Air or spring suspensions?
The choice between an air suspension and a spring suspension is a hot topic in the MTB market, especially in the All Mountain and Enduro sectors.
Until a few years ago there was no doubt: given the huge weight of spring suspensions, the use of these was relegated only to the most downhill disciplines. Today, thanks to the use of increasingly lighter materials, it is possible to have a spring suspension with a weight similar to an air one, with all the advantages of the spring:
- A spring suspension has a linear behavior along its entire stroke, as opposed to an air suspension.
In fact, the air suspension is less sensitive in the very first part of movement, as it requires a greater force to be activated than a spring and in the second part "supports" less and then put a lot of resistance in the final part, where in some cases , to use a term of the mtb jargon, "mura".
To overcome this last problem, the suspension manufacturers are using extra-volume air chambers or air-exchange systems between chambers to increase initial sensitivity and make the suspension's behavior more linear.
- A spring suspension during use heats up much less, deteriorating seals and hydraulic oil more slowly, resulting in longer life
- On the other hand, using a spring suspension you are more limited in the adjustments, as it is essential to choose the spring based on weight (including clothing and any protections) and rider's riding style.

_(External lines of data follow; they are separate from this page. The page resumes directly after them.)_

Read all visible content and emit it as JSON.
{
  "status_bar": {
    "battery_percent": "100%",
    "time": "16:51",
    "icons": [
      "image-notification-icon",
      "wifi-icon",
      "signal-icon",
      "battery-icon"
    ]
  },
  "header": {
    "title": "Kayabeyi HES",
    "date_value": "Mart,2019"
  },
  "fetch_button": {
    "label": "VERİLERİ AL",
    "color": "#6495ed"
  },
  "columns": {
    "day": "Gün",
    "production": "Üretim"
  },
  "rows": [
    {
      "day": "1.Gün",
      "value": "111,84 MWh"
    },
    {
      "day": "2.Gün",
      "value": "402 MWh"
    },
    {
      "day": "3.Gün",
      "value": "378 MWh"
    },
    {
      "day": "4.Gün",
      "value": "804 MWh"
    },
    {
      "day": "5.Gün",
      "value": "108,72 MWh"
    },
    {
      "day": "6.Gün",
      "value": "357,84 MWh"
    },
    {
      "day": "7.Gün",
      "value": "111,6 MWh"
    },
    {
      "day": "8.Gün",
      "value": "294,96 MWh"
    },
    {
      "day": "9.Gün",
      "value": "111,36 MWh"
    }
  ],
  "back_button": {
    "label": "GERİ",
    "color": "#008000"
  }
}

ATTENTION: On the Cane Creek website, there is a configurator that will help you choose the shock absorber spring; to be kept in mind that in case of use on E-bike, it will be necessary to choose the spring with a degree of hardness higher than the recommended one (eg if the configurator recommends a 350 lbs / IN choose a 400 lbs / IN)